What to do:
Write the material out again, line by line, exactly as it is.

Supplied records:
::::

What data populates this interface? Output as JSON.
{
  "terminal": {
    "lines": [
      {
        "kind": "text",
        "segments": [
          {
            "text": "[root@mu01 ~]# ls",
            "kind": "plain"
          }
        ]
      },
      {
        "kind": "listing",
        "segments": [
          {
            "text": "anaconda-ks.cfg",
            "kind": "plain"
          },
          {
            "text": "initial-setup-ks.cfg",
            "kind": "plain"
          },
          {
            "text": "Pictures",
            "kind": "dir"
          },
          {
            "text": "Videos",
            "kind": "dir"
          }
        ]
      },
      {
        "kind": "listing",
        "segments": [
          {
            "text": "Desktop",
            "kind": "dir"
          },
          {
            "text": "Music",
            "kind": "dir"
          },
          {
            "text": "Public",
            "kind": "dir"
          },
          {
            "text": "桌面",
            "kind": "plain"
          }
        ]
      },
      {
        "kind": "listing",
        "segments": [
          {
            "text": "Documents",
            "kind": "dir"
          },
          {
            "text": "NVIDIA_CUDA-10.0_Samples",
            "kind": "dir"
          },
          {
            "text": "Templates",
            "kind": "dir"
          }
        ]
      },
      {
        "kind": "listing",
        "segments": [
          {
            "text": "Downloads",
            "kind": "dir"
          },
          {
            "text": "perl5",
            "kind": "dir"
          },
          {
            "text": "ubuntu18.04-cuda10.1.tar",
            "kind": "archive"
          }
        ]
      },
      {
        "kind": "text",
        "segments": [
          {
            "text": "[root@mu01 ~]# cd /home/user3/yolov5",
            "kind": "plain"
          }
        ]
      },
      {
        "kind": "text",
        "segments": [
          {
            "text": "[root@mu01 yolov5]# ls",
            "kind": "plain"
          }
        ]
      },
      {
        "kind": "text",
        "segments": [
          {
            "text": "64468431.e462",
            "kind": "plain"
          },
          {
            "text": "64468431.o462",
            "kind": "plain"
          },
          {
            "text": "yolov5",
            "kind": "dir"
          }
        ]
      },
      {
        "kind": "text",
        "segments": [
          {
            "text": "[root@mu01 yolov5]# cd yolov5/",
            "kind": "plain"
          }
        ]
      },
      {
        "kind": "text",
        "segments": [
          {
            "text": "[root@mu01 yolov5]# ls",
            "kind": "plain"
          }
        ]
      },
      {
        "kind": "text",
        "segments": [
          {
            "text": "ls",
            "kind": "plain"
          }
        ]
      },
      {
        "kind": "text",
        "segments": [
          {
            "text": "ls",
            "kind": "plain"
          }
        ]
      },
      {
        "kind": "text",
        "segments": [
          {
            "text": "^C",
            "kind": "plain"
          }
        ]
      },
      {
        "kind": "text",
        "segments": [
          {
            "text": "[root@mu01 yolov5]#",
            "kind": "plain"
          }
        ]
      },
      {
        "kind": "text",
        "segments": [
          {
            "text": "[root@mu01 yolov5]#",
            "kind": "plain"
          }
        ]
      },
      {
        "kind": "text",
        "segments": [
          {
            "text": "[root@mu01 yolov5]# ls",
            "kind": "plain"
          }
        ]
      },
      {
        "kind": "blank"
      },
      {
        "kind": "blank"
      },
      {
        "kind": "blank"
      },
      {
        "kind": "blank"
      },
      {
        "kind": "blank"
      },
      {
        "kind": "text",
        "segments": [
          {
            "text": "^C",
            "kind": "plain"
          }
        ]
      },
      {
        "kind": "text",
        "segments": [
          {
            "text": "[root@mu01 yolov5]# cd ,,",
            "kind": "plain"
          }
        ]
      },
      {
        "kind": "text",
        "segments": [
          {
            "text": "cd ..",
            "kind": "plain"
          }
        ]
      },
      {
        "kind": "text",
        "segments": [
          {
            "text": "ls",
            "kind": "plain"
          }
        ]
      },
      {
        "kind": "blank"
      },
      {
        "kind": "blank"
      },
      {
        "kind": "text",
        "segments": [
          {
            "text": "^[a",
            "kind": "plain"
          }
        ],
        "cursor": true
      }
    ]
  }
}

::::

Output below:
What data populates this interface? Output as JSON.
{
  "terminal": {
    "lines": [
      {
        "kind": "text",
        "segments": [
          {
            "text": "[root@mu01 ~]# ls",
            "kind": "plain"
          }
        ]
      },
      {
        "kind": "listing",
        "segments": [
          {
            "text": "anaconda-ks.cfg",
            "kind": "plain"
          },
          {
            "text": "initial-setup-ks.cfg",
            "kind": "plain"
          },
          {
            "text": "Pictures",
            "kind": "dir"
          },
          {
            "text": "Videos",
            "kind": "dir"
          }
        ]
      },
      {
        "kind": "listing",
        "segments": [
          {
            "text": "Desktop",
            "kind": "dir"
          },
          {
            "text": "Music",
            "kind": "dir"
          },
          {
            "text": "Public",
            "kind": "dir"
          },
          {
            "text": "桌面",
            "kind": "plain"
          }
        ]
      },
      {
        "kind": "listing",
        "segments": [
          {
            "text": "Documents",
            "kind": "dir"
          },
          {
            "text": "NVIDIA_CUDA-10.0_Samples",
            "kind": "dir"
          },
          {
            "text": "Templates",
            "kind": "dir"
          }
        ]
      },
      {
        "kind": "listing",
        "segments": [
          {
            "text": "Downloads",
            "kind": "dir"
          },
          {
            "text": "perl5",
            "kind": "dir"
          },
          {
            "text": "ubuntu18.04-cuda10.1.tar",
            "kind": "archive"
          }
        ]
      },
      {
        "kind": "text",
        "segments": [
          {
            "text": "[root@mu01 ~]# cd /home/user3/yolov5",
            "kind": "plain"
          }
        ]
      },
      {
        "kind": "text",
        "segments": [
          {
            "text": "[root@mu01 yolov5]# ls",
            "kind": "plain"
          }
        ]
      },
      {
        "kind": "text",
        "segments": [
          {
            "text": "64468431.e462",
            "kind": "plain"
          },
          {
            "text": "64468431.o462",
            "kind": "plain"
          },
          {
            "text": "yolov5",
            "kind": "dir"
          }
        ]
      },
      {
        "kind": "text",
        "segments": [
          {
            "text": "[root@mu01 yolov5]# cd yolov5/",
            "kind": "plain"
          }
        ]
      },
      {
        "kind": "text",
        "segments": [
          {
            "text": "[root@mu01 yolov5]# ls",
            "kind": "plain"
          }
        ]
      },
      {
        "kind": "text",
        "segments": [
          {
            "text": "ls",
            "kind": "plain"
          }
        ]
      },
      {
        "kind": "text",
        "segments": [
          {
            "text": "ls",
            "kind": "plain"
          }
        ]
      },
      {
        "kind": "text",
        "segments": [
          {
            "text": "^C",
            "kind": "plain"
          }
        ]
      },
      {
        "kind": "text",
        "segments": [
          {
            "text": "[root@mu01 yolov5]#",
            "kind": "plain"
          }
        ]
      },
      {
        "kind": "text",
        "segments": [
          {
            "text": "[root@mu01 yolov5]#",
            "kind": "plain"
          }
        ]
      },
      {
        "kind": "text",
        "segments": [
          {
            "text": "[root@mu01 yolov5]# ls",
            "kind": "plain"
          }
        ]
      },
      {
        "kind": "blank"
      },
      {
        "kind": "blank"
      },
      {
        "kind": "blank"
      },
      {
        "kind": "blank"
      },
      {
        "kind": "blank"
      },
      {
        "kind": "text",
        "segments": [
          {
            "text": "^C",
            "kind": "plain"
          }
        ]
      },
      {
        "kind": "text",
        "segments": [
          {
            "text": "[root@mu01 yolov5]# cd ,,",
            "kind": "plain"
          }
        ]
      },
      {
        "kind": "text",
        "segments": [
          {
            "text": "cd ..",
            "kind": "plain"
          }
        ]
      },
      {
        "kind": "text",
        "segments": [
          {
            "text": "ls",
            "kind": "plain"
          }
        ]
      },
      {
        "kind": "blank"
      },
      {
        "kind": "blank"
      },
      {
        "kind": "text",
        "segments": [
          {
            "text": "^[a",
            "kind": "plain"
          }
        ],
        "cursor": true
      }
    ]
  }
}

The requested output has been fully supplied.